This mosque sits on top of a small hill to the north-east of the Selimiye Mosque. It was built in 1433 by Murat Han II and is famous for its tiles, although I couldn't get inside as it was locked when I visited. It's mihrab is said to be the second largest tiled mihrab after that of the Yesil Mosque in Bursa. The mosque was damaged by an earthquake in 1752 and it was restored by Sultan Mahmut I and was recently renovated in 2006.
Although many travel books describe the Trakya region as "boring" it is nevertheless a very pleasant area in which to travel. Most of it is gently rolling countryside of fields and without dramatic mountains or gorges, but is is nevertheless quite pretty and pleasant countryside. There are also some beautiful thickly forested hills and mountains to the south of Edirne on the road between Edirne and Gallipoli.
Karaagac is a small town just outside Edirne and practically right on the border with Greece. It is an attractive, leafy town, the streets lined with large, shady trees. It is also home to Edirne's historic, grand railroad station, which is now part of Trakya Universitesi (University of Thrace).
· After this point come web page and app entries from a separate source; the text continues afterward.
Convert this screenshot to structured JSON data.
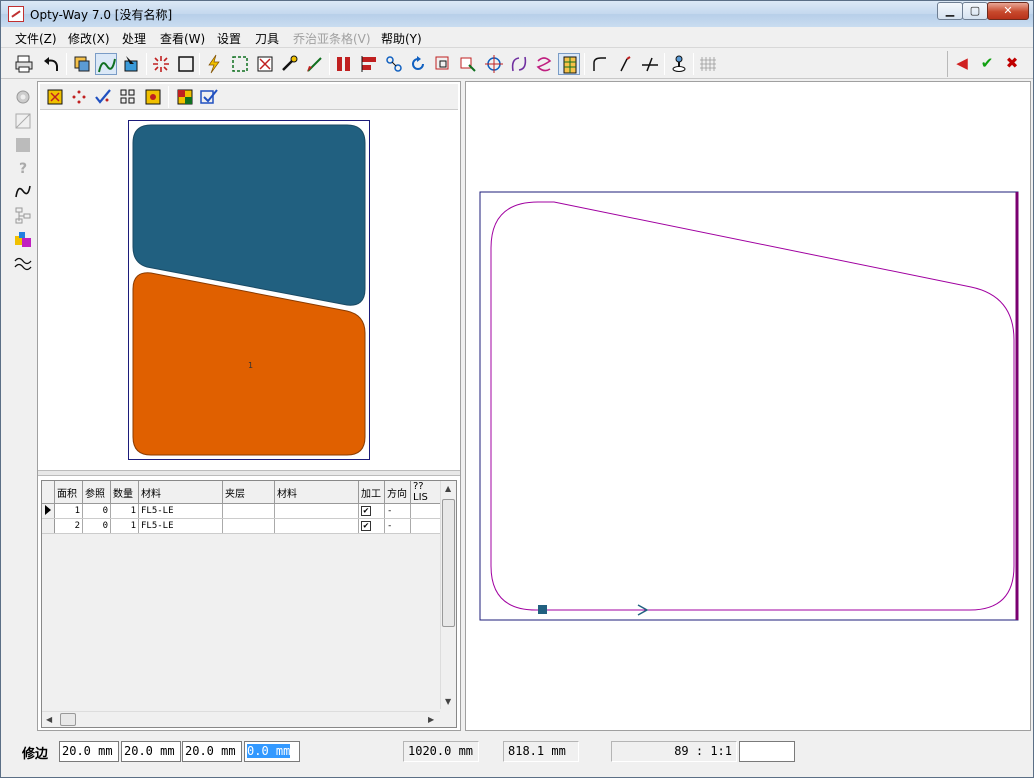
{
  "window": {
    "title": "Opty-Way 7.0  [没有名称]",
    "controls": {
      "minimize": "▁",
      "maximize": "▢",
      "close": "✕"
    }
  },
  "menu": [
    {
      "label": "文件(Z)",
      "enabled": true
    },
    {
      "label": "修改(X)",
      "enabled": true
    },
    {
      "label": "处理",
      "enabled": true
    },
    {
      "label": "查看(W)",
      "enabled": true
    },
    {
      "label": "设置",
      "enabled": true
    },
    {
      "label": "刀具",
      "enabled": true
    },
    {
      "label": "乔治亚条格(V)",
      "enabled": false
    },
    {
      "label": "帮助(Y)",
      "enabled": true
    }
  ],
  "toolbar": {
    "icons": [
      "print-icon",
      "undo-icon",
      "layers-icon",
      "path-icon",
      "select-icon",
      "explode-icon",
      "rectangle-icon",
      "lightning-icon",
      "frame-icon",
      "fit-icon",
      "tools-icon",
      "brush-icon",
      "bars-icon",
      "align-icon",
      "nodes-icon",
      "rotate-icon",
      "scale-icon",
      "mirror-icon",
      "target-icon",
      "curve-icon",
      "spiral-icon",
      "grid-layout-icon",
      "arc-icon",
      "pen-icon",
      "cut-icon",
      "stamp-icon",
      "hatch-icon"
    ],
    "confirm": {
      "back": "◀",
      "ok": "✔",
      "cancel": "✖"
    }
  },
  "sub_toolbar": {
    "icons": [
      "nest-icon",
      "points-icon",
      "check-points-icon",
      "group-icon",
      "center-icon",
      "palette-icon",
      "edit-check-icon"
    ]
  },
  "preview": {
    "part_label": "1",
    "colors": {
      "top_piece": "#216080",
      "bottom_piece": "#e06000",
      "border": "#1c1c7a"
    }
  },
  "grid": {
    "headers": [
      "面积",
      "参照",
      "数量",
      "材料",
      "夹层",
      "材料",
      "加工",
      "方向",
      "??LIS"
    ],
    "rows": [
      {
        "area": "1",
        "ref": "0",
        "qty": "1",
        "material": "FL5-LE",
        "layer": "",
        "material2": "",
        "process": "✔",
        "direction": "-"
      },
      {
        "area": "2",
        "ref": "0",
        "qty": "1",
        "material": "FL5-LE",
        "layer": "",
        "material2": "",
        "process": "✔",
        "direction": "-"
      }
    ]
  },
  "status": {
    "label": "修边",
    "trim": [
      "20.0 mm",
      "20.0 mm",
      "20.0 mm",
      "0.0 mm"
    ],
    "width": "1020.0 mm",
    "height": "818.1 mm",
    "zoom": "89 :   1:1",
    "extra": ""
  },
  "colors": {
    "path": "#a000a0",
    "frame": "#1c1c7a",
    "marker": "#216080"
  }
}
The once great Great Synagogue isn't any more. Built in 1906 it was not only the biggest synagogue in Turkey but also the whole of the Balkans. it is said to have collapsed through neglect and not foul play some 20 years ago. It used to be located in the Jewish part of town under the Ottomans but the Jewish population has since emigrated to Israel. If you walk north along the street it’s on, you'll pass by some nice wooden houses.
Museum of Health
This award winning museum is located in the hospital and Quran school of the Sultan II Bayezid Kulliyesi, which itself is located about 1km to the north-west of the town centre. The museum occupies a dozen rooms and traces medical education under the Ottomans in the form of re-enacting scenes with figures. These include a library, student’s quarters, classrooms and surgical operations in progress.
Open: 8.30am-5.30pm. Admission: TL10.